J.D. Martinez: Since returning from injury, he has five homers over 21 at-bats. His OPS is an absurd 1.824. It’s a small sample, but it’s clear he’s back to full health. The Tigers had been hitting him No. 6 in their lineup for some reason, but that has been rightfully changed to No. 3. For those patient owners, they now have a top hitter moving forward.
Bradley Zimmer: He’s struck out in six of his first 10 at-bats, but Zimmer is a legit prospect who’s also slugged .600 over that span. It’s not often regarded as such, but Cleveland’s park is one of the best in baseball for hitters. Zimmer had a 150 wRC+ in Triple-A this season, and ZIPS projects 24 homers/steals over 79 games the rest of the way. He’s owned in just 22 percent of Yahoo leagues.
Zack Cozart: Scott Pianowski has covered this and man, Cozart is going nuts this year, with a .352/.433/.602 line right now. That’s an OPS more than 100 points higher than Alex Rodriguez’s career mark. Cozart has been the sixth most valuable fantasy shortstop this year, and he’s still available in more than 40 percent of leagues.
Zack Godley: He has a 1.93 ERA and a 0.96 WHIP with 19 strikeouts over 18.2 innings. There have been too many walks, but Godley’s 15.2 SwStr% would rank top-five in all of baseball among starters if he qualified (that would give the Diamondbacks three in the top-eight in that category). Godley has shown potential and is available in 45 percent of leagues.
Erasmo Ramirez: He has a 23:5 K:BB ratio with a 0.90 WHIP and is now getting the opportunity to start for the Rays. Few pitchers with theses stats are so readily available. Ramirez is owned in just six percent of Yahoo leagues, and while the AL East isn’t an ideal environment, Tropicana Field is one of the best pitcher’s parks in all of baseball.

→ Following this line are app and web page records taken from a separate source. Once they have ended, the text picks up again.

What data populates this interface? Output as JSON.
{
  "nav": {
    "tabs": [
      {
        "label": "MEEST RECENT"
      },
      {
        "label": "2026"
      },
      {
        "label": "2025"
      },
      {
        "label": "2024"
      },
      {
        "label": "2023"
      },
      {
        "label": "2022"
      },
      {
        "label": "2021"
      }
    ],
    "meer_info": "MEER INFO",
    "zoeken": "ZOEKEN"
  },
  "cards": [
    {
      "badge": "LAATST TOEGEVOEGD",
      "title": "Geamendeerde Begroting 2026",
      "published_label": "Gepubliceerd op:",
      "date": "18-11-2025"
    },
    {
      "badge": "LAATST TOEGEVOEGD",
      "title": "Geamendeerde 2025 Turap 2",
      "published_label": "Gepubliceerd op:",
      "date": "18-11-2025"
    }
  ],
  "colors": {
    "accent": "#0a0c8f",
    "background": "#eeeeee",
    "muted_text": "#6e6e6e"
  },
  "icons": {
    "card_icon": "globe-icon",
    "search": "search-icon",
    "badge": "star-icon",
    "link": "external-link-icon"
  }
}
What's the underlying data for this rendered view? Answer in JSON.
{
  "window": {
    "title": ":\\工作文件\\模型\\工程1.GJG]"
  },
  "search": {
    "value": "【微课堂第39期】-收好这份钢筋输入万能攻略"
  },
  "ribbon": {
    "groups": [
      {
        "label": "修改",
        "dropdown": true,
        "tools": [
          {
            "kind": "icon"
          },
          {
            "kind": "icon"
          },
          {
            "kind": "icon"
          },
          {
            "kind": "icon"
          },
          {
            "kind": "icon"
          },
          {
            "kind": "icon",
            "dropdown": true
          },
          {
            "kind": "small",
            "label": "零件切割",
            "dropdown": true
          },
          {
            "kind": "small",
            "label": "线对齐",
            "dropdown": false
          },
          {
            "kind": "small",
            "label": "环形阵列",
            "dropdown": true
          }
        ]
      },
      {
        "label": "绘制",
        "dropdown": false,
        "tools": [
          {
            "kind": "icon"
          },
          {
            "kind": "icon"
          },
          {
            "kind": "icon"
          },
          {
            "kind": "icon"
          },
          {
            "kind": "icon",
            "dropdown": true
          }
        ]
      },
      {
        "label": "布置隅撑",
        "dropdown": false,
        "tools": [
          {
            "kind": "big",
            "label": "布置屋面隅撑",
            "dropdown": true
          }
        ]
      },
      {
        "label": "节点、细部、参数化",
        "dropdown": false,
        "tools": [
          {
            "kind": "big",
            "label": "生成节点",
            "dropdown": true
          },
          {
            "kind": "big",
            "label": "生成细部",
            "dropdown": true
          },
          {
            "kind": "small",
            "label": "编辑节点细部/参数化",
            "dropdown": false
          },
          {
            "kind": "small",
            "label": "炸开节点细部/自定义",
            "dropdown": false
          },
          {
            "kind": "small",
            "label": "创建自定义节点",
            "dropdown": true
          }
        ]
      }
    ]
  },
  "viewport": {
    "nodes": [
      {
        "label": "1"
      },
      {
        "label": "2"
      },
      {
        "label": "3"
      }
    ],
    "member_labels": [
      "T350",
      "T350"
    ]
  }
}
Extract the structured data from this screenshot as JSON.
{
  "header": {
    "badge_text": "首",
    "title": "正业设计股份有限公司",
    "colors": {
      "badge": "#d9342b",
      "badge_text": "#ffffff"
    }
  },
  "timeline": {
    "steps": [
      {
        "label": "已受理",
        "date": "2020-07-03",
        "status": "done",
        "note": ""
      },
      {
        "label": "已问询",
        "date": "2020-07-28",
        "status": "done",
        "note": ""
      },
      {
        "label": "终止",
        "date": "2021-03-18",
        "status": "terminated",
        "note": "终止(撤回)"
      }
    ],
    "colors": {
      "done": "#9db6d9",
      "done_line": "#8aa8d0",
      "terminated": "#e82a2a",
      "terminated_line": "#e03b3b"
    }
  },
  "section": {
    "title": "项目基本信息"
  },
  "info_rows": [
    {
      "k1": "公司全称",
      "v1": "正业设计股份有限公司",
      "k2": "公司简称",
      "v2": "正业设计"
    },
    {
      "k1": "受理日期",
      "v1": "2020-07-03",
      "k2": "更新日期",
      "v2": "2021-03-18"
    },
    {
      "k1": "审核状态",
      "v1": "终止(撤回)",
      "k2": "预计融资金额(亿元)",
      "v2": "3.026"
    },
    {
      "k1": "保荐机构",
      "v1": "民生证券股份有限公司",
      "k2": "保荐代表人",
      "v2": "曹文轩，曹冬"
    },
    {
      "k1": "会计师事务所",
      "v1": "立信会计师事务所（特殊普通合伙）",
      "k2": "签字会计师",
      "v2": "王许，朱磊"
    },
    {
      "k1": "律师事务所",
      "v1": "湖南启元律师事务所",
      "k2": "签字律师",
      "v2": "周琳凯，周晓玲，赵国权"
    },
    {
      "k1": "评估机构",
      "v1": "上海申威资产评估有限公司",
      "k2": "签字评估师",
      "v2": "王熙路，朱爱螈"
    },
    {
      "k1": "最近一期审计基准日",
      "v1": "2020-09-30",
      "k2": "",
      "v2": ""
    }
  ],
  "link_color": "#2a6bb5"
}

Kyle Schwarber: There was a strong argument he should be the No. 1 fantasy catcher in Yahoo leagues entering the season, and while no backstops have stood out, Schwarber hasn’t exactly lived up to expectations while hitting leadoff for the team that won the World Series last year. He has a .182 batting average and a 77 wRC+ that ranks as the 35th worst in baseball (his defense hasn’t been as bad as expected, to be fair).
Jonathan Villar: After combining for 81 steals/homers last year, I felt like Villar’s ADP was low. But I’ve been wrong. He currently sports a .603 OPS and is now batting sixth. Maybe those calling for massive regression were smarter than me. Although to be fair he’s on pace to finish with 19 homers and 30 steals even with the lack of hitting.

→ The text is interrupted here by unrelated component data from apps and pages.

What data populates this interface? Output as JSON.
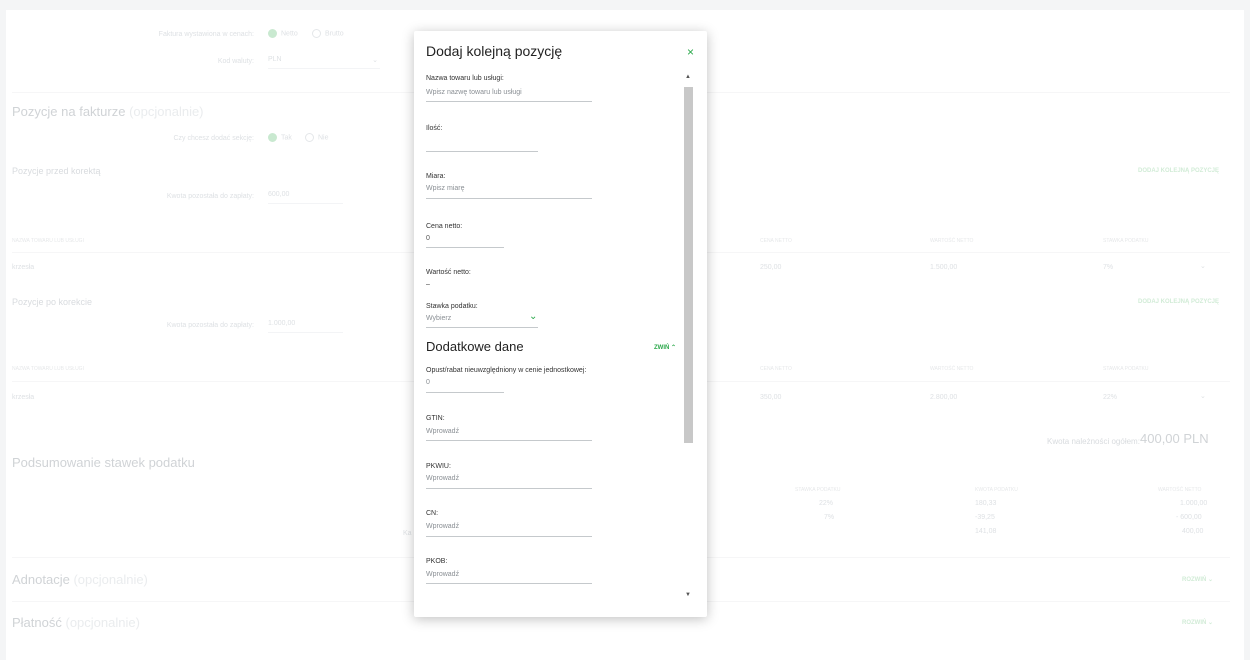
{
  "bg": {
    "invoice_prices_label": "Faktura wystawiona w cenach:",
    "netto": "Netto",
    "brutto": "Brutto",
    "currency_label": "Kod waluty:",
    "currency_value": "PLN",
    "positions_title": "Pozycje na fakturze",
    "optional": "(opcjonalnie)",
    "add_section_label": "Czy chcesz dodać sekcję:",
    "yes": "Tak",
    "no": "Nie",
    "before_title": "Pozycje przed korektą",
    "add_next": "DODAJ KOLEJNĄ POZYCJĘ",
    "remaining_label": "Kwota pozostała do zapłaty:",
    "remaining_before": "600,00",
    "table_headers": [
      "NAZWA TOWARU LUB USŁUGI",
      "CENA NETTO",
      "WARTOŚĆ NETTO",
      "STAWKA PODATKU"
    ],
    "row1": {
      "name": "krzesła",
      "price": "250,00",
      "value": "1.500,00",
      "tax": "7%"
    },
    "after_title": "Pozycje po korekcie",
    "remaining_after": "1.000,00",
    "row2": {
      "name": "krzesła",
      "price": "350,00",
      "value": "2.800,00",
      "tax": "22%"
    },
    "total_label": "Kwota należności ogółem:",
    "total_value": "400,00 PLN",
    "tax_summary_title": "Podsumowanie stawek podatku",
    "summary_headers": [
      "STAWKA PODATKU",
      "KWOTA PODATKU",
      "WARTOŚĆ NETTO"
    ],
    "summary_rows": [
      {
        "rate": "22%",
        "tax": "180,33",
        "net": "1.000,00"
      },
      {
        "rate": "7%",
        "tax": "-39,25",
        "net": "- 600,00"
      },
      {
        "rate": "",
        "tax": "141,08",
        "net": "400,00"
      }
    ],
    "summary_partial": "Ka",
    "annotations_title": "Adnotacje",
    "payment_title": "Płatność",
    "expand": "ROZWIŃ"
  },
  "modal": {
    "title": "Dodaj kolejną pozycję",
    "close_icon": "×",
    "fields": {
      "name_label": "Nazwa towaru lub usługi:",
      "name_placeholder": "Wpisz nazwę towaru lub usługi",
      "qty_label": "Ilość:",
      "unit_label": "Miara:",
      "unit_placeholder": "Wpisz miarę",
      "net_price_label": "Cena netto:",
      "net_price_value": "0",
      "net_value_label": "Wartość netto:",
      "net_value_value": "–",
      "tax_rate_label": "Stawka podatku:",
      "tax_rate_placeholder": "Wybierz"
    },
    "extra_title": "Dodatkowe dane",
    "collapse": "ZWIŃ",
    "extra": {
      "discount_label": "Opust/rabat nieuwzględniony w cenie jednostkowej:",
      "discount_value": "0",
      "gtin_label": "GTIN:",
      "pkwiu_label": "PKWIU:",
      "cn_label": "CN:",
      "pkob_label": "PKOB:",
      "enter_placeholder": "Wprowadź"
    }
  },
  "colors": {
    "accent": "#2aa84a"
  }
}
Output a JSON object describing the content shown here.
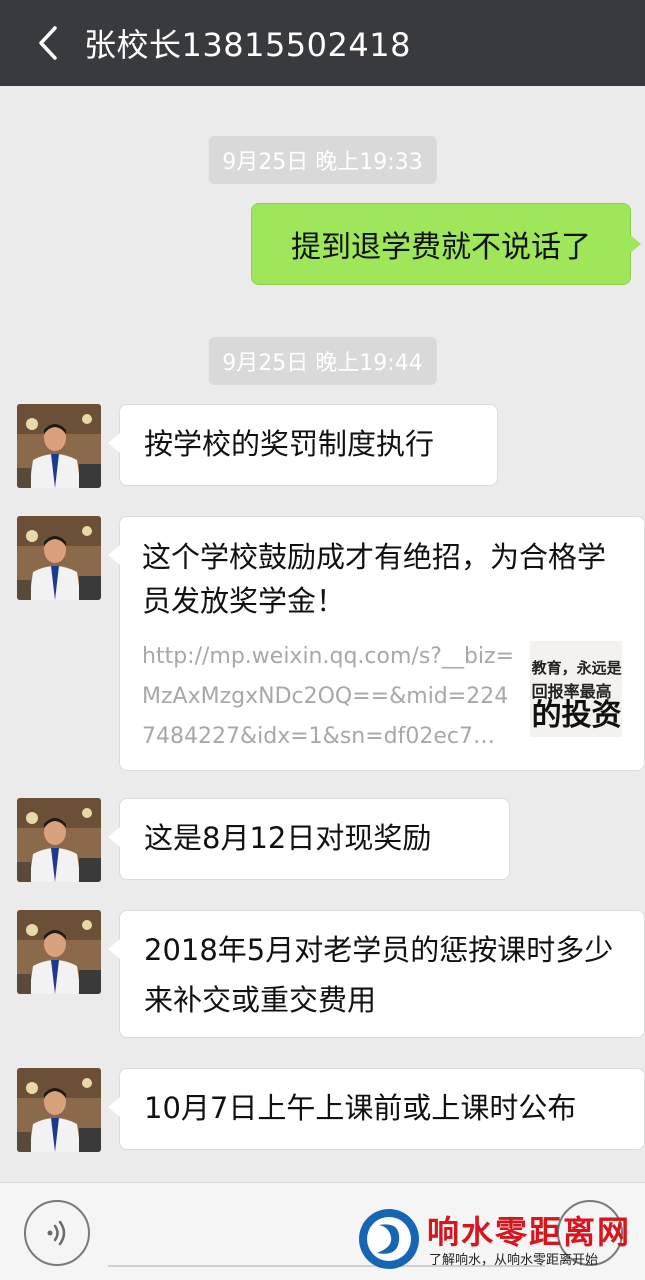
{
  "header": {
    "title": "张校长13815502418"
  },
  "timestamps": [
    "9月25日 晚上19:33",
    "9月25日 晚上19:44"
  ],
  "outgoing": {
    "text": "提到退学费就不说话了"
  },
  "incoming": [
    {
      "text": "按学校的奖罚制度执行"
    },
    {
      "title": "这个学校鼓励成才有绝招，为合格学员发放奖学金！",
      "url": "http://mp.weixin.qq.com/s?__biz=MzAxMzgxNDc2OQ==&mid=2247484227&idx=1&sn=df02ec7…",
      "thumb_lines": [
        "教育，永远是",
        "回报率最高",
        "的投资"
      ]
    },
    {
      "text": "这是8月12日对现奖励"
    },
    {
      "text": "2018年5月对老学员的惩按课时多少来补交或重交费用"
    },
    {
      "text": "10月7日上午上课前或上课时公布"
    }
  ],
  "watermark": {
    "title": "响水零距离网",
    "subtitle": "了解响水，从响水零距离开始"
  },
  "colors": {
    "titlebar": "#393a3f",
    "outgoing_bubble": "#9fe65a",
    "background": "#ebebeb",
    "watermark_red": "#d8141c"
  }
}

Edwin Diaz: He recently walked four of the five batters he faced and has been demoted from Seattle’s closing job. I called him a buy-low candidate here, but it’s hard not to consider his value on the decline right now. His BB% was 6.9 last year, and it’s been 13.2 so far in 2017.
Curtis Granderson: He’s batting .163/.230/.311 over 135 at-bats this year. As a result, he’s been dropped to batting eighth after hitting leadoff on opening day. Batting one spot ahead of the pitcher for a National League offense that’s middling isn’t ideal.

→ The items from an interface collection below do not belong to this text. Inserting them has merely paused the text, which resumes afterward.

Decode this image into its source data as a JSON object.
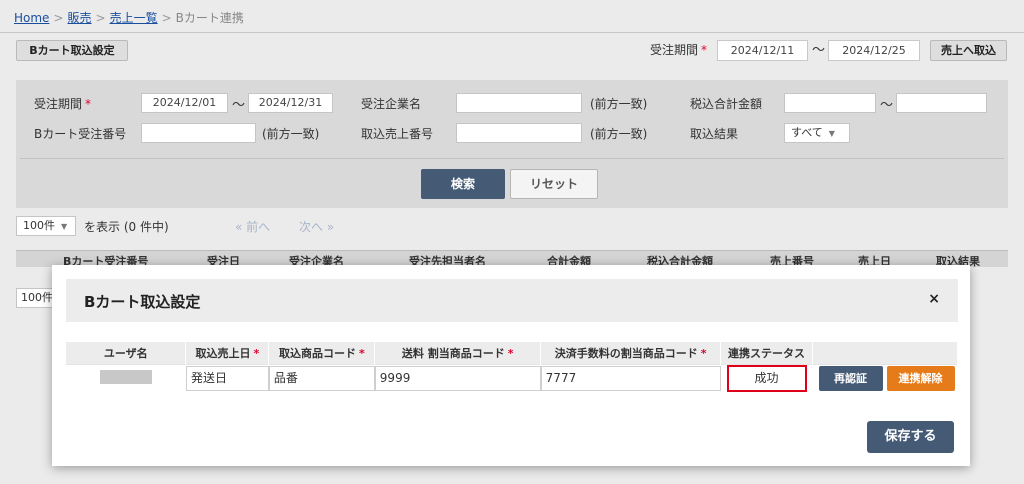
{
  "breadcrumb": {
    "home": "Home",
    "sales": "販売",
    "sales_list": "売上一覧",
    "current": "Bカート連携",
    "sep": ">"
  },
  "toolbar": {
    "bcart_setting_label": "Bカート取込設定",
    "period_label": "受注期間",
    "required_mark": "*",
    "period_from": "2024/12/11",
    "tilde": "～",
    "period_to": "2024/12/25",
    "to_sales_label": "売上へ取込"
  },
  "search": {
    "order_period_label": "受注期間",
    "order_from": "2024/12/01",
    "order_to": "2024/12/31",
    "company_label": "受注企業名",
    "company_value": "",
    "partial_match": "(前方一致)",
    "total_tax_label": "税込合計金額",
    "total_from": "",
    "total_to": "",
    "bcart_order_no_label": "Bカート受注番号",
    "bcart_order_no_value": "",
    "import_sales_no_label": "取込売上番号",
    "import_sales_no_value": "",
    "import_result_label": "取込結果",
    "import_result_value": "すべて",
    "search_button": "検索",
    "reset_button": "リセット"
  },
  "list": {
    "page_size": "100件",
    "per_page_text": "を表示 (0 件中)",
    "prev": "« 前へ",
    "next": "次へ »",
    "columns": [
      "Bカート受注番号",
      "受注日",
      "受注企業名",
      "受注先担当者名",
      "合計金額",
      "税込合計金額",
      "売上番号",
      "売上日",
      "取込結果"
    ],
    "page_size_bottom": "100件"
  },
  "modal": {
    "title": "Bカート取込設定",
    "close": "×",
    "columns": {
      "user": "ユーザ名",
      "import_date": "取込売上日",
      "product_code": "取込商品コード",
      "shipping_code": "送料 割当商品コード",
      "fee_code": "決済手数料の割当商品コード",
      "status": "連携ステータス"
    },
    "row": {
      "import_date": "発送日",
      "product_code": "品番",
      "shipping_code": "9999",
      "fee_code": "7777",
      "status": "成功",
      "reauth_button": "再認証",
      "unlink_button": "連携解除"
    },
    "save_button": "保存する"
  }
}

Chase Headley: Over the first 48 at-bats of the season, he owned a .396/.500/.646 line with as many walks as strikeouts. Since then he’s had a .479 OPS, a span in which he’s gone homerless over 89 at-bats. He’s committed the same amount of errors (seven) over this stretch as he’s had extra-base hits.